Challenges should not deter us. They should bolster our determination to pursue what is good. While we may be living during trying times, we must remember that Allah promised to support the believers. We must stand strong and keep our trust in Allah.
There has been a sense of hopelessness since the November elections, but we are not alone. The Quran mentions the stories of the previous prophets and messengers to ease our hearts and give us guidance for handling tough situations like the ones they passed through. But we must trust in Allah’s plan. This session will teach us how to trust in Allah’s plan.
Umar Ibn Al-Khattab RA said “Hold yourself to account before you are judged, and weigh your actions before they are weighed against you.” How do we go about this process of self-evaluation and taking account of ourselves and our actions? This workshop will focus on the importance of self-evaluation. Oftentimes when we get caught up in community work, dawah, or any leadership role we often forget to check ourselves and reflect on our Iman. Being involved and helping others is rewarding, but should not come in the way of our worship. A few points we would like to cover in this talk: Why is it important to do Muhasiba? How should we do it? How often? Importance of renewing intentions? Stories of how the Prophet SAW, Sahaba RA, and righteous predecessors did this Please mention any dua and/or ayahs in the Qur’an and hadith about this.
Have you seen him who takes his low desires for his god? (Surah Furqan, 25:43)
And know that Allah knows what is within yourselves, so beware of Him. (Surah Baqarah, 2:235)

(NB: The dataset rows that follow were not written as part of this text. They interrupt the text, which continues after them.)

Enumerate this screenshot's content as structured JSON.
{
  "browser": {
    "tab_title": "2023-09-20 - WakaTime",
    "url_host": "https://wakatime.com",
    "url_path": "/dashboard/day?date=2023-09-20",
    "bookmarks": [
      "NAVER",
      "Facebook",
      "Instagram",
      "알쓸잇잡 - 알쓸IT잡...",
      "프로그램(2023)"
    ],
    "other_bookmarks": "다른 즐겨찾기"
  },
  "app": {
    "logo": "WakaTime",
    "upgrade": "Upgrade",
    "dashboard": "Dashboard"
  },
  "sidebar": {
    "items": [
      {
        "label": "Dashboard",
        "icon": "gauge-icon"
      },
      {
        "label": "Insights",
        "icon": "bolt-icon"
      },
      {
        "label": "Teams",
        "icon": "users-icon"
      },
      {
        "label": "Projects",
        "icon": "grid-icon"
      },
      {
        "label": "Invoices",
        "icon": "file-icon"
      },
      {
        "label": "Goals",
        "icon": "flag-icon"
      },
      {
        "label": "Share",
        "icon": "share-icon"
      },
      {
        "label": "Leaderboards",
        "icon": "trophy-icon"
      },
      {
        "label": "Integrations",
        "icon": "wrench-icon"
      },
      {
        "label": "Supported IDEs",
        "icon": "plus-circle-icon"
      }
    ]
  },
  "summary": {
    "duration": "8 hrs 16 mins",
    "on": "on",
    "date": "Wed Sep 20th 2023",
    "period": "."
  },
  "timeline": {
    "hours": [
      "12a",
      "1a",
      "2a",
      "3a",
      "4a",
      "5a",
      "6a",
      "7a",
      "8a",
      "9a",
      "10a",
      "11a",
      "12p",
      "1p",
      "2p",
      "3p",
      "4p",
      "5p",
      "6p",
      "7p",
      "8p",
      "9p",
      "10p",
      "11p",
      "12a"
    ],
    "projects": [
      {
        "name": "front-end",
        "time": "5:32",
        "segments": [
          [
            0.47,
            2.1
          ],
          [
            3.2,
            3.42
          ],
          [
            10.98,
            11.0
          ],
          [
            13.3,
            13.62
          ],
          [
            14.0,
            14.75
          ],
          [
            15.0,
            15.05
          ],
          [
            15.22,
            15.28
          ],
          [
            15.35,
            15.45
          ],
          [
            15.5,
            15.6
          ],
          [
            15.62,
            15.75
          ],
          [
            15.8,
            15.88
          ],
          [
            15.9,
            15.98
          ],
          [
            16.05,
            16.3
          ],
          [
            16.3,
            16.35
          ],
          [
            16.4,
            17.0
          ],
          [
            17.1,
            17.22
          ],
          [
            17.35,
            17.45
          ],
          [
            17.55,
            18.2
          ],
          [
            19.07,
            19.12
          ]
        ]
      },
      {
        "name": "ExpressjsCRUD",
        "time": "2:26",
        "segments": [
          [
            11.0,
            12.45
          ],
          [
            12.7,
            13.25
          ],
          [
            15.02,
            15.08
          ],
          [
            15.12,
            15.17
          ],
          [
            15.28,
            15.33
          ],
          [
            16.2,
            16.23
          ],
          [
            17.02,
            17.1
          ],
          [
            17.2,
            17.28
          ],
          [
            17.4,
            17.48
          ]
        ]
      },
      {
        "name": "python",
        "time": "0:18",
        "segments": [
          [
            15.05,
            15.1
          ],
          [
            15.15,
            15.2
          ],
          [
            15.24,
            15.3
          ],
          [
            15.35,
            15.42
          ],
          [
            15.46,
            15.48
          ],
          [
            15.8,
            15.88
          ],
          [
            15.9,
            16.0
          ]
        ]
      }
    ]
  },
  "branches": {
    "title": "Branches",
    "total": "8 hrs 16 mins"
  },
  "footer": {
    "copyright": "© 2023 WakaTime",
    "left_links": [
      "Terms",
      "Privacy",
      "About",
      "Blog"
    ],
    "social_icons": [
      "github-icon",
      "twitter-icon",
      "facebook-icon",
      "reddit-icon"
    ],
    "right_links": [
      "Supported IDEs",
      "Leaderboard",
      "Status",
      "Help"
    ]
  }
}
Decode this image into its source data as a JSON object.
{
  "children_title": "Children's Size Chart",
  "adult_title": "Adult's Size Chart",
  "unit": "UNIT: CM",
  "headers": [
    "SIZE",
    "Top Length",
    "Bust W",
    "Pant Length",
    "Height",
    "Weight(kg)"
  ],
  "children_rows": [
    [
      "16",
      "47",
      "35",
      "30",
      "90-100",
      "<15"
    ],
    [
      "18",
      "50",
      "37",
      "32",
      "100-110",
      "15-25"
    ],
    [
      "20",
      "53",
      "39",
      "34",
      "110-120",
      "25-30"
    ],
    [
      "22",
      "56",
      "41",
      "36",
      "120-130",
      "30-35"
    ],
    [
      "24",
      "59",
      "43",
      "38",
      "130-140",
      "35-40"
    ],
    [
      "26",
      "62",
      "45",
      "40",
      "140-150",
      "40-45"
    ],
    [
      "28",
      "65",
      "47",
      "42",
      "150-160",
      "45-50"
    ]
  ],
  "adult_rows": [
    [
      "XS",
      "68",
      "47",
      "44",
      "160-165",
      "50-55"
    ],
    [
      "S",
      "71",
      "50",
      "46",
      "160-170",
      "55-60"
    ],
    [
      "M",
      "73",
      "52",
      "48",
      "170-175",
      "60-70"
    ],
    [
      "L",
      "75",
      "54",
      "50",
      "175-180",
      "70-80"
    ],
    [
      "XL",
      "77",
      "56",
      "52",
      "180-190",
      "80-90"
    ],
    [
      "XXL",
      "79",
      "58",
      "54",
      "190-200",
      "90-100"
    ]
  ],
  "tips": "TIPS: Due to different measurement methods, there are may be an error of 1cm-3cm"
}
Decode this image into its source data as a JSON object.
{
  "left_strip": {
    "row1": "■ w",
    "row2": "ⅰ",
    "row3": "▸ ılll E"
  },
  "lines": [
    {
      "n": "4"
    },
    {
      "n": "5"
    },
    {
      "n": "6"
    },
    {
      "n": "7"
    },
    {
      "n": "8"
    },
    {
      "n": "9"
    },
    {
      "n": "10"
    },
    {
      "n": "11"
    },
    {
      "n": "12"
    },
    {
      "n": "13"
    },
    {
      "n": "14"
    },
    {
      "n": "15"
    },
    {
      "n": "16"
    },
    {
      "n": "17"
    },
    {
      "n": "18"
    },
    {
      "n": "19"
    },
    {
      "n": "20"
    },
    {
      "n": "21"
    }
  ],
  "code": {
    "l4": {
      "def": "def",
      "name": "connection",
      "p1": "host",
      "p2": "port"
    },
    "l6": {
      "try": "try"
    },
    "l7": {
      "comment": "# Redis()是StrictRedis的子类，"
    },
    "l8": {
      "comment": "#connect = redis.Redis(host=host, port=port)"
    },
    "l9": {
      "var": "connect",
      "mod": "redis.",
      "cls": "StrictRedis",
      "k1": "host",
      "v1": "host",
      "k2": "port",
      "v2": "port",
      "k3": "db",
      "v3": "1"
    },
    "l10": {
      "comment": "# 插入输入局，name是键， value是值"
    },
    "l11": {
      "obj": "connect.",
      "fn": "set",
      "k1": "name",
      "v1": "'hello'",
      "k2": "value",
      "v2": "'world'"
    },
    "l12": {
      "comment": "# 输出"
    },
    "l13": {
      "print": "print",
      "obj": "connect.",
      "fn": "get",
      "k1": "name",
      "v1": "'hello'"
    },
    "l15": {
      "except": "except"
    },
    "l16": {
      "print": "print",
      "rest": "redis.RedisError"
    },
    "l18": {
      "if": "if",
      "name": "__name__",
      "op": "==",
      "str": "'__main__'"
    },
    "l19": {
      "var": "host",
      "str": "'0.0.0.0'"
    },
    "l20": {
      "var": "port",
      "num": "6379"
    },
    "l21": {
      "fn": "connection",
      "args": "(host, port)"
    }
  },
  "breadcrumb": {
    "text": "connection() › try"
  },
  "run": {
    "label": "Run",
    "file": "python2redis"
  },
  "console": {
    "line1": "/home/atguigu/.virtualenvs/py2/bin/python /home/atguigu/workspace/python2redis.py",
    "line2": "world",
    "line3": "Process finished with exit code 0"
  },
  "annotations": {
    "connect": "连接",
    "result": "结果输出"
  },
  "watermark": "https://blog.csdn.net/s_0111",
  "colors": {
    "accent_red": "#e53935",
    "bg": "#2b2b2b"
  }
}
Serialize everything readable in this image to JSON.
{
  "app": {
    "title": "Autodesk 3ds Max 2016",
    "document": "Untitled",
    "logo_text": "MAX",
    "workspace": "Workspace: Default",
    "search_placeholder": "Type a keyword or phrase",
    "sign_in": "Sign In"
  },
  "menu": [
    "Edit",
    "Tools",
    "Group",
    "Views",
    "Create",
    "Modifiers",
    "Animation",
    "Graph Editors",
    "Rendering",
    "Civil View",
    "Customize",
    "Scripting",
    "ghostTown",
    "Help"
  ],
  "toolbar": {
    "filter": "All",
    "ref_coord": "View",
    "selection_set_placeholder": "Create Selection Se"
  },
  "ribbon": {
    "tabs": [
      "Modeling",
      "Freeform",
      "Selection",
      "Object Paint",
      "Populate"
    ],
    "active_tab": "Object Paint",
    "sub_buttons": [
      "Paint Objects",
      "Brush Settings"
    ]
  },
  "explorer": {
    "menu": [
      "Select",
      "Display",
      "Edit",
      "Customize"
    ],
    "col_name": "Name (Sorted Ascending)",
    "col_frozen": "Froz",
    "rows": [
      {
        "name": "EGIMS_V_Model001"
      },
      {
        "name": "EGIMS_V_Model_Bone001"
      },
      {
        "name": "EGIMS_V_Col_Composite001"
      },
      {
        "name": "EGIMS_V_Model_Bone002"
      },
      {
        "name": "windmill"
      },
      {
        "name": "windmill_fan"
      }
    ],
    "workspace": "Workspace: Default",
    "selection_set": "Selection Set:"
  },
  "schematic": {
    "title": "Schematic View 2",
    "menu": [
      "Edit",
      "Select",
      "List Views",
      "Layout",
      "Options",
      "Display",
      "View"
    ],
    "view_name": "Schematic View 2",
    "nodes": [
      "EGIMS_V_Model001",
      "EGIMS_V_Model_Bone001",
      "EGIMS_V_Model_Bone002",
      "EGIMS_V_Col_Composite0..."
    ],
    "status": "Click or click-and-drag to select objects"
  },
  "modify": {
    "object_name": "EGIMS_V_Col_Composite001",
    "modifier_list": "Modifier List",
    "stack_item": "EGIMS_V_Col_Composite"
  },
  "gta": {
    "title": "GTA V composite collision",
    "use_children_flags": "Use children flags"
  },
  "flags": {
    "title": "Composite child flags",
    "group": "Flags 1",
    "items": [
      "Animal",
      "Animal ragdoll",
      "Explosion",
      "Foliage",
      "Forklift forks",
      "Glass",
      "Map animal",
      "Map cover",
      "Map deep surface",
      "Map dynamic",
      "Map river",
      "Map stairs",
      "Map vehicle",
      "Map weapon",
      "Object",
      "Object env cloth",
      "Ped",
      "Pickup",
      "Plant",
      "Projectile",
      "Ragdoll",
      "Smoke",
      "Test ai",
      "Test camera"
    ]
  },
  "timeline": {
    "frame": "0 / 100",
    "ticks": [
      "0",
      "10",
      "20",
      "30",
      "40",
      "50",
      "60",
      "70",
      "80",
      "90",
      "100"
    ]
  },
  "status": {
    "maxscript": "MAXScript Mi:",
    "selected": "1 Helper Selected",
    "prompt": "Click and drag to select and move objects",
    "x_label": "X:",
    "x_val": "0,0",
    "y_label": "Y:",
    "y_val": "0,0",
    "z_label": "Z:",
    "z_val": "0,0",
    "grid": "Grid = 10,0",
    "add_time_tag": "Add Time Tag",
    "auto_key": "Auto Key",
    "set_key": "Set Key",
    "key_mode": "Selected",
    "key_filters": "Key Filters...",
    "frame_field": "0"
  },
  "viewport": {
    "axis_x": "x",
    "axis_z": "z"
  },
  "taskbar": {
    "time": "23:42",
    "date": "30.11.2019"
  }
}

Balance holds a very significant place in every phase of life, and yet the phenomenon of social media creates an inner world for us to become so self-focused that it can lead to narcissism. It is a self-love, a need for attention to keep the fragile inner ego convinced it is liked. A recent study has found that students who posted more often on Facebook and Twitter scored higher in specific measures of different types of narcissism, including personality traits such as being exhibitionists, exploitative, and feeling superior. This may result in over-evaluating the importance of our own opinions. How do we center ourselves to the consciousness that every individual should pursue life with firm balance and composure? The goal sought in the remembrance of God is the attainment of balance and being centered as one submits to the consciousness of the Divine.
Wherever Islam has gone it has produced wondrous beauty, a reflection of inward and outward excellence (ihsan), from the arts to human character. This session will move us to rediscover the meaning of beauty, and how to achieve and manifest it in the making of Muslim American culture.
Through the Legacy of Ibrahim (a), personified as a flourishing tree (14: 24 – 25), we find that, to live a balanced life, one must have firm roots in faith, nurture familial values, and cultivate communal success. By Inculcating Abrahamic values: obedience to Allah (swt), love for family, and a dedication to people, we hope to improve both our lives in this world, as well as the hereafter.
One of the unique struggles of our generation is the tension that arises with attempting to reconcile technological developments and our secular education with our religious education and spiritual development. Sh. Abdul Nasir Jangda helps us understand the balance between the two spheres of knowledge.
The title of the lecture is ṣalāh in focus – creating some focus in regards to ṣalāh. Let’s go back to a time in the history of our ummah when the focus of ṣalāh was solidified. The most important period in our history is the life of the Prophet (s) . To understand the focus ṣalāh has in our dīn (religion) and in the life of the Prophet (s), we have to go back to the most difficult and tragic time in the life of the Prophet (s): a period of his life remembered as The Year of Grief and Sorrow.